On Sunday, August 25, Drey, and I attended the Brooklyn Women’s Film Festival. Founded by Katy-May Hudson. BWFF is committed to promoting unique voicing through the support of independent storytellers. We were able to attend screenings for Program F and Program G. With this one, I will be discussing Program F, which featured seven films.
Mi Madre, My Father by Michelle Morgan. MMMF is a 16-minute short film about the day in the life of a six-year-old girl named Valentina and how she deals with the life she is currently living in.
Sophia Bank’s Unregistered is 15-minute futuristic love story starring Trevor Jackson and Dylan Penn. Set in a timeline where the law limits one child per family. After witnessing a younger boy being taken away because he’s the “second child.” Rekker (Trevor Jackson) begins to question their way of life.
Baby is a 15-minute short film by Peruvian Director Thais Drassinower. Follows a 19-year-old College Student named Lia who returns home for her Grandmother’s Birthday. Due to a series of unexpected events, she learns a harsh lesson(s).
To my surprise, there were also two animated films up on the docket. The first one was from the director and animator Stella Rosen. A 6 minute short titled Shell. This film featured aliens, space travel, and cute anthropomorphic like a protagonist. It was quirky and a little hard to put into words but entertaining none the less.
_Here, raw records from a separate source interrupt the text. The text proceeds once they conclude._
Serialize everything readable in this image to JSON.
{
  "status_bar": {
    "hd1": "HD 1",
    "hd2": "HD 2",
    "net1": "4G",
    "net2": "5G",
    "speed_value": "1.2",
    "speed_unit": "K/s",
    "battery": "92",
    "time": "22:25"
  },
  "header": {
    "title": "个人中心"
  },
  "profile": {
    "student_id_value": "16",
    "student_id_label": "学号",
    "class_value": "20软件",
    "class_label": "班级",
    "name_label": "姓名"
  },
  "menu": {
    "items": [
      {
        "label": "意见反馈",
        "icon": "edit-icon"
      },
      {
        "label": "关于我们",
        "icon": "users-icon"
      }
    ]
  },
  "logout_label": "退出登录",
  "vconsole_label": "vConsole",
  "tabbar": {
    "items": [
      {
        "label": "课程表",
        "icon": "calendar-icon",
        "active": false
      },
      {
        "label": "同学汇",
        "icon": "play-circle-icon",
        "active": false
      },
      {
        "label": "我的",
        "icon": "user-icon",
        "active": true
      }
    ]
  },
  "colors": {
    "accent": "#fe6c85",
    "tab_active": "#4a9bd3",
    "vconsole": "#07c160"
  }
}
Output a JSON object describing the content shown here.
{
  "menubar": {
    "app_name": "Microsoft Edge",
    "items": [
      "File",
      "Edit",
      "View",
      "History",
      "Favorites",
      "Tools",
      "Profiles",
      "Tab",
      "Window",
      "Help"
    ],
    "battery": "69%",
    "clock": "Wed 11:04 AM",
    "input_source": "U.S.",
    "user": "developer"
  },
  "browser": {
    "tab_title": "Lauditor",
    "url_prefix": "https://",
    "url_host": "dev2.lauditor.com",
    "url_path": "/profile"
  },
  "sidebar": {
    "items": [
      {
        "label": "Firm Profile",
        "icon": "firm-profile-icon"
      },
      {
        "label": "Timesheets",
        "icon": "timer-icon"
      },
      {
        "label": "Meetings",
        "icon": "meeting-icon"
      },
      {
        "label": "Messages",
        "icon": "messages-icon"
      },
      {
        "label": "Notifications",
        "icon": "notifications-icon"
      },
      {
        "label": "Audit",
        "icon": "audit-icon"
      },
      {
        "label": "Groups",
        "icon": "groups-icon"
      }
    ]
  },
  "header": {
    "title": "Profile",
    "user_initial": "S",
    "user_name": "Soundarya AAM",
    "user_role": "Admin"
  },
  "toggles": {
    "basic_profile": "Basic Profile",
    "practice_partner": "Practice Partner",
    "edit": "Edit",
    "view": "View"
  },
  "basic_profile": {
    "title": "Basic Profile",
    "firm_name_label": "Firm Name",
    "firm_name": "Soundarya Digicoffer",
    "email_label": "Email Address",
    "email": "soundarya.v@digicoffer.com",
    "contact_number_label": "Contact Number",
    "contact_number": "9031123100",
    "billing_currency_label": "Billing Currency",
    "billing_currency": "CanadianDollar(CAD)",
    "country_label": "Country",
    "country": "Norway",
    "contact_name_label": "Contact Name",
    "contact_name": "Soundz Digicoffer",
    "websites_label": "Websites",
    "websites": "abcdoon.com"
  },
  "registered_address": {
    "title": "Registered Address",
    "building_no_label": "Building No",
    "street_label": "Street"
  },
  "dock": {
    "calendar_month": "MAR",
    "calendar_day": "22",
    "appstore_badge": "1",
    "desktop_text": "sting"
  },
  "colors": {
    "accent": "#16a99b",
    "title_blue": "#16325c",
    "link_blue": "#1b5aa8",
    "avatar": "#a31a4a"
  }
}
The second animated short was called Happy Womanhood by Juwon Jun. It was about a young girl who would is dread to become growing up. She comes to realize that she can’t do anything about it. So she accepts it! |Vimeo|
Touch Me is 20-minute short film By Eileen Byrne from Germany. Touch Me was intense! It was about a woman named Alice and her day to day dealing with her a breast cancer diagnoses. Seeking comfort in her lover Moritz, who is also struggling.
Program F ended on a lighter note with a title called It’s Been Too Long by Amber Schaefer. It was an 8-minute comedy short between a former couple who reminiscing during a cabin rendezvous. It’s absurd! I’m not much into crude humor but definitely got quite a few chuckles out of me.
At the end of the program, we were able to sit through a Q and A session featuring crew members from the films. This allowed us to learn a little bit more about these amazing films and the people behind them.
My favorite film from this program was Shell, but the most memorable was Touch Me.
Thank you to the Brooklyn Women’s Film Festival for allowing us to attend.
Stay tuned for Program G.